Balance: Having a blend of bass, midrange, and treble, without undue emphasis on any particular tonal range.
Boom: An over-emphasis of bass frequencies that obscures the rest of the music, often described by the unaware as "good bass."
Clarity: Used to describe the ability to recreate the precise sound that was recorded without being clouded by the Hi-Fi adding or detracting something; analogous to reading with and without your glasses.
Depth: The ability of a Hi-Fi system to create the impression of sounds coming from in front and behind the speakers, not just from the left or right.
Detail: Recreating the small nuances that only a fine system can reproduce allowing the listener to distinguish between types of instruments (i.e. steel string vs. nylon string guitar), the number of vocalists, the hall in which a work is being performed, etc.
Dynamic: Used to describe a Hi-Fi system that can recreate the impact of live music; going effortlessly and quickly from quiet loud... an easy thing for live music, but a difficult one for reproduced music.
Harsh: Used to describe sound that becomes bothersome after extended listening. This can be caused by excessive distortion or emphasis of treble frequencies, or any other noticeable aberration in sound. (A worn out record or needle can make even the finest system sound harsh.)
Imaging: The ability to create a sonic "picture" of what was happening when an event was recorded; allowing you to "see" with your ears, i.e. a voice appearing to actually be coming from someone's mouth and not just "filling the room" with sound.
Openness: A term used to describe sound that does not appear to be confined to a box or enclosure, but appears to be happening out in the listening room.
Tight: Usually used to describe bass frequencies as reproduced by a Hi-Fi system, referring specifically to a controlled, precise, sound produced by a woofer (bass speaker) that follows the signal precisely without flopping or resonating. (Think of the sound of a large drum with the skin stretched tightly.)
Of course, the best way to learn the language of Hi-Fi is not from reading about it, but by experiencing it. And when you do experience it, words like "open," "depth," "detail," and "clarity" will just naturally spring to your tongue.
Such is the case with the Hi-Fi systems you'll find at Glenn Poor's Audio Video.
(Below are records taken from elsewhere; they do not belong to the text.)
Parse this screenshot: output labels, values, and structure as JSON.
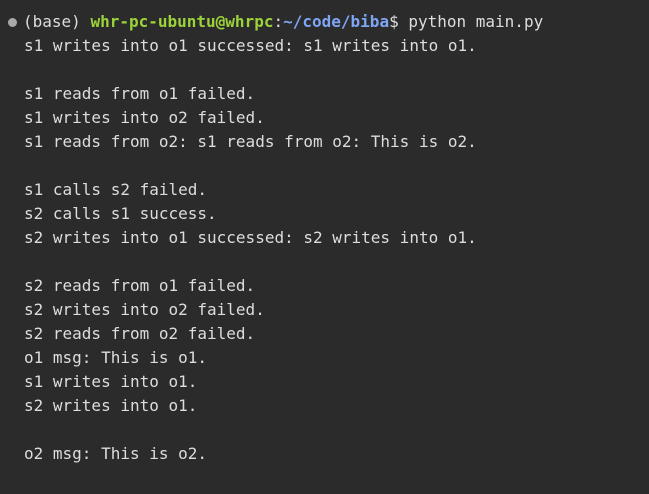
{
  "terminal": {
    "prompt": {
      "env": "(base) ",
      "user_host": "whr-pc-ubuntu@whrpc",
      "separator": ":",
      "cwd": "~/code/biba",
      "symbol": "$ ",
      "command": "python main.py"
    },
    "output": [
      "s1 writes into o1 successed: s1 writes into o1.",
      "",
      "s1 reads from o1 failed.",
      "s1 writes into o2 failed.",
      "s1 reads from o2: s1 reads from o2: This is o2.",
      "",
      "s1 calls s2 failed.",
      "s2 calls s1 success.",
      "s2 writes into o1 successed: s2 writes into o1.",
      "",
      "s2 reads from o1 failed.",
      "s2 writes into o2 failed.",
      "s2 reads from o2 failed.",
      "o1 msg: This is o1.",
      "s1 writes into o1.",
      "s2 writes into o1.",
      "",
      "o2 msg: This is o2."
    ]
  }
}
You're welcome to come in with your favorite albums, settle down, listen, and spend as much time as you like experiencing great Hi-Fi, and maybe even coin a few superlatives of your own. And don't mind if your own superlatives are not on the list above; after all, it's the enjoyment of great Hi-Fi that counts!